• Task
Below are some records. Pull every line that contains the word "título".

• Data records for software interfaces
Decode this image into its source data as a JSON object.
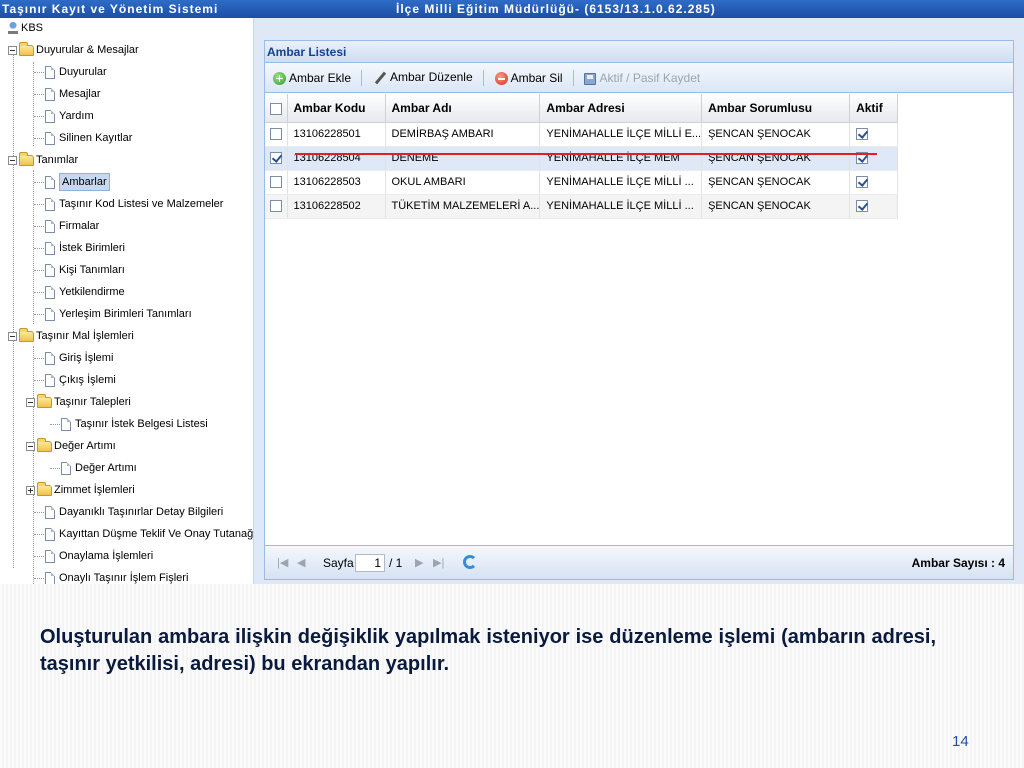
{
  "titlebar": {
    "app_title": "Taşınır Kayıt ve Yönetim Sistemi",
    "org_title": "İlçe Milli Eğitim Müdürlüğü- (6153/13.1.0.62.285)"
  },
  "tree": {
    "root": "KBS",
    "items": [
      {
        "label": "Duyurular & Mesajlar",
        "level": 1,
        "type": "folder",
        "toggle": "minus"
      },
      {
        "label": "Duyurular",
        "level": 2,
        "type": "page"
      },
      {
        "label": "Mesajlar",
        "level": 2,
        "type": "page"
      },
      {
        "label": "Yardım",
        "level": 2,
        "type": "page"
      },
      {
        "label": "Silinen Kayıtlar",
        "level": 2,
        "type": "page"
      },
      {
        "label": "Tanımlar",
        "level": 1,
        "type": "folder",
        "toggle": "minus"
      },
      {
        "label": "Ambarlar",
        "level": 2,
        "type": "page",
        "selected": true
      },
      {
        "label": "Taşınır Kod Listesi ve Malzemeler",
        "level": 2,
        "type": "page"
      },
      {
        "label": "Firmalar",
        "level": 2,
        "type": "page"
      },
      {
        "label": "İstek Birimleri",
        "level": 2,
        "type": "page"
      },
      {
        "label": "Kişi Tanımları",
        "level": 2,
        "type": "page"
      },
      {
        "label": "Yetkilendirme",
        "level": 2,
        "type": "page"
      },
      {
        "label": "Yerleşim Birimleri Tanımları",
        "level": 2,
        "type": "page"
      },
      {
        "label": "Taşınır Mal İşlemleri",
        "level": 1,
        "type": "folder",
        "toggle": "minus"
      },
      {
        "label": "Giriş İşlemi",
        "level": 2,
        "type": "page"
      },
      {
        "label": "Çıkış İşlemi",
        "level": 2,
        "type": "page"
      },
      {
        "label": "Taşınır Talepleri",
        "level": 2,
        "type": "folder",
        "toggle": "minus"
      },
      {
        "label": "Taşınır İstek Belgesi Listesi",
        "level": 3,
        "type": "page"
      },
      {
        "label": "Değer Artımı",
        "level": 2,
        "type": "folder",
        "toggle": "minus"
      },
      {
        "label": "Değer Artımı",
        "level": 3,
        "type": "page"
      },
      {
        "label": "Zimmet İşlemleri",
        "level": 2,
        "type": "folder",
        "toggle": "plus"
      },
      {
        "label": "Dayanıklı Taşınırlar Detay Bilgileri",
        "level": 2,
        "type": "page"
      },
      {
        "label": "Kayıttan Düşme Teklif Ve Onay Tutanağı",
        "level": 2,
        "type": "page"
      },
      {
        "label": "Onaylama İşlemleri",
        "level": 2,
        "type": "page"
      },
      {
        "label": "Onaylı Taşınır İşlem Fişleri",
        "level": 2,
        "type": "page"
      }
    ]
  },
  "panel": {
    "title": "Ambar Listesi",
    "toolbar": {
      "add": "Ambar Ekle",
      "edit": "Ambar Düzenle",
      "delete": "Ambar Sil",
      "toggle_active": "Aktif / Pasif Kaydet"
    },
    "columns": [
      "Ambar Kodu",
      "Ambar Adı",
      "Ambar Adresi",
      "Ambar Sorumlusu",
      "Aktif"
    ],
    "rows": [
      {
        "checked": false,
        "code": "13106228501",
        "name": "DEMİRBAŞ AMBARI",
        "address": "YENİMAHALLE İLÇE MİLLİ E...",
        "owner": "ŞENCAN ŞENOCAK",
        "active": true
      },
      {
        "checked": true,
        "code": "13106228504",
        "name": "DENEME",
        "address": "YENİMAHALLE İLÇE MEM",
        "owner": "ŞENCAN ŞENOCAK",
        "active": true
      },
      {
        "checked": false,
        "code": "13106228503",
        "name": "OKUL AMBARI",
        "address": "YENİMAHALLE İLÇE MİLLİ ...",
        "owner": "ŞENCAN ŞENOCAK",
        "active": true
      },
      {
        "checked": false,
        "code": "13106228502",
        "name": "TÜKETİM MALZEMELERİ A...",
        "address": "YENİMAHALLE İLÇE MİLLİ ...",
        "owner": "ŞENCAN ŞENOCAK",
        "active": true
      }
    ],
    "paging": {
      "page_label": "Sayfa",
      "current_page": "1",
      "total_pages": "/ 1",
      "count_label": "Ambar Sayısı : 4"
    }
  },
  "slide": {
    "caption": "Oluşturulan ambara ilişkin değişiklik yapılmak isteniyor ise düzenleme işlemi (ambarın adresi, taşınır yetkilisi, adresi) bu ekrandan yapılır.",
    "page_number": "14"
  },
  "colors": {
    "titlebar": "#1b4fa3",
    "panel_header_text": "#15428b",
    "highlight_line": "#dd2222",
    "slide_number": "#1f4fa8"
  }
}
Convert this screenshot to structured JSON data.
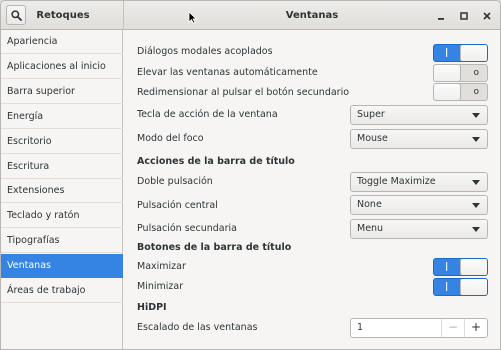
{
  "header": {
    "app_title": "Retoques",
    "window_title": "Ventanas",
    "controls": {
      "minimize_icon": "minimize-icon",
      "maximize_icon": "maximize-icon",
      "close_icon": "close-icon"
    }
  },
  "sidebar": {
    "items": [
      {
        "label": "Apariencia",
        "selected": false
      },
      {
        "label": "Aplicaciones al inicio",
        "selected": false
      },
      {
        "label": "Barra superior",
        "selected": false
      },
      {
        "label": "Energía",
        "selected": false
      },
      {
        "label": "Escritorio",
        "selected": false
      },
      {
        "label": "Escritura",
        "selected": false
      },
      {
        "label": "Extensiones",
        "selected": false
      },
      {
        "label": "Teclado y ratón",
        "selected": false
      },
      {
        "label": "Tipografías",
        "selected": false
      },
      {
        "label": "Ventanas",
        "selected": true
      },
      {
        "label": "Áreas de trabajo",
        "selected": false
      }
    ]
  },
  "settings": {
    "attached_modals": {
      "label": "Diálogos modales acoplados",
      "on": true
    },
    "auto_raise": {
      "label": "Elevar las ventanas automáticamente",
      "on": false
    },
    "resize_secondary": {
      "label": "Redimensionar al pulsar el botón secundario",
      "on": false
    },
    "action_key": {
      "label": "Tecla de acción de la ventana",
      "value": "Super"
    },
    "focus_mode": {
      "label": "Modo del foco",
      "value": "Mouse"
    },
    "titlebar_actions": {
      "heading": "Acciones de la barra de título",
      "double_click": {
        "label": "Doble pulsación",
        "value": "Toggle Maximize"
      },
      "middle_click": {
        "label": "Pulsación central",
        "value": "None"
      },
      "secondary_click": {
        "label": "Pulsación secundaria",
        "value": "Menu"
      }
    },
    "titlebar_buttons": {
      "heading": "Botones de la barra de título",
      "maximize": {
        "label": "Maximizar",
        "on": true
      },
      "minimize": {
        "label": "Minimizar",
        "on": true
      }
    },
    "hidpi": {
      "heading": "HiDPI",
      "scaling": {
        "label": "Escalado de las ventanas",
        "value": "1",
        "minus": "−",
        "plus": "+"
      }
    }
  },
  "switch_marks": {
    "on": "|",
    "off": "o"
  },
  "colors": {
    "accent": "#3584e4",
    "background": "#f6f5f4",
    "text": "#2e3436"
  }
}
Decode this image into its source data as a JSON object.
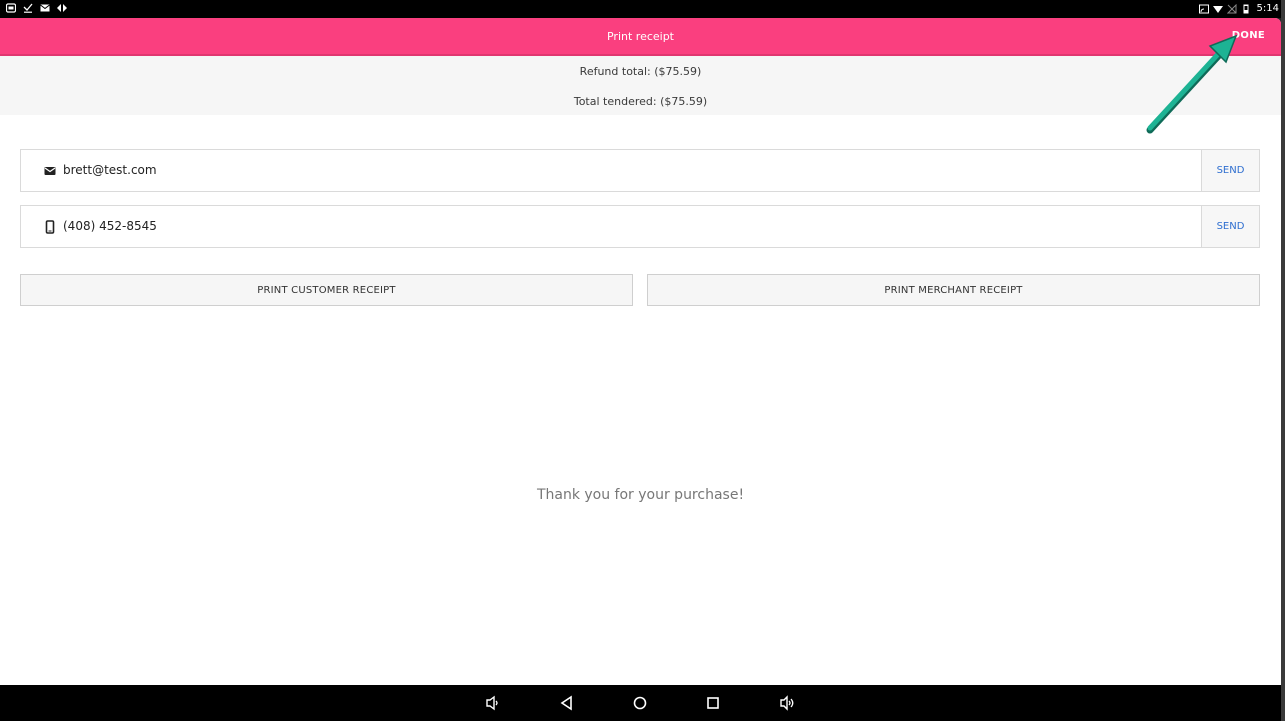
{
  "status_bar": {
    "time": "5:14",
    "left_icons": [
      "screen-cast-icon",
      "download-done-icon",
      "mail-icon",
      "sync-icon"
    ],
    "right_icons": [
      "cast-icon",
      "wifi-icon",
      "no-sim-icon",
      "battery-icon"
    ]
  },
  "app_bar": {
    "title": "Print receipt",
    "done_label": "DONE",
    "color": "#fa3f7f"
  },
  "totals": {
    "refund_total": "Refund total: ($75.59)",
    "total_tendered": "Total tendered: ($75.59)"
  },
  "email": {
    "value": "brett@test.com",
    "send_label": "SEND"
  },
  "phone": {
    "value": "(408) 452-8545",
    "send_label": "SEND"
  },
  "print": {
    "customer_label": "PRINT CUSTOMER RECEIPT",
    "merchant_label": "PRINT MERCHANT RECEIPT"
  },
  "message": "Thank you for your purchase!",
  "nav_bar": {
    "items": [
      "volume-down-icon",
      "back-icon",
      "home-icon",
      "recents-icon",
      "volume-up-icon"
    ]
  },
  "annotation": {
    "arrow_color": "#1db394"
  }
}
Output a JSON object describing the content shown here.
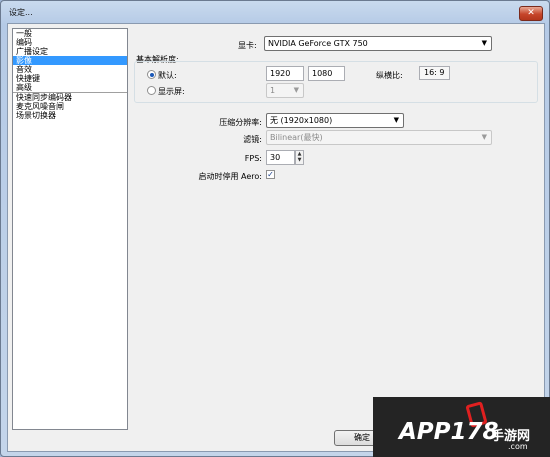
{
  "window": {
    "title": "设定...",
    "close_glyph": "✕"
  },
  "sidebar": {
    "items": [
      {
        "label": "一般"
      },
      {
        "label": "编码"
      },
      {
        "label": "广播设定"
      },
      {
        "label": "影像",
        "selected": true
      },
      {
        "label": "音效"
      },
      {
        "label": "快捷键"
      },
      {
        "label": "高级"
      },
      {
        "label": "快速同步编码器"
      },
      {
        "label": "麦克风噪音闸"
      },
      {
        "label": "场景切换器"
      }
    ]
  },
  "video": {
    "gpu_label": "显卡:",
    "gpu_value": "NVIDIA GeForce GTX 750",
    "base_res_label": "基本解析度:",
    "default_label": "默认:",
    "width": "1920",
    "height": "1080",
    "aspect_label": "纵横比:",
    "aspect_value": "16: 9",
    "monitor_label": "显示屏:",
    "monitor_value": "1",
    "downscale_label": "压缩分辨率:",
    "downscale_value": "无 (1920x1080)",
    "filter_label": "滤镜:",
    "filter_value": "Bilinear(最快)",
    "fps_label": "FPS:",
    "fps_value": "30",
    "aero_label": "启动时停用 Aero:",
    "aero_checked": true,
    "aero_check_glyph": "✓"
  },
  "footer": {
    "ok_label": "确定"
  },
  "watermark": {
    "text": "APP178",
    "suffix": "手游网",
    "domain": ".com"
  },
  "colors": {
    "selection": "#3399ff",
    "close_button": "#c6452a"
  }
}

• Response to the task
      "heading": "Acciones de la barra de título",
      "heading": "Botones de la barra de título",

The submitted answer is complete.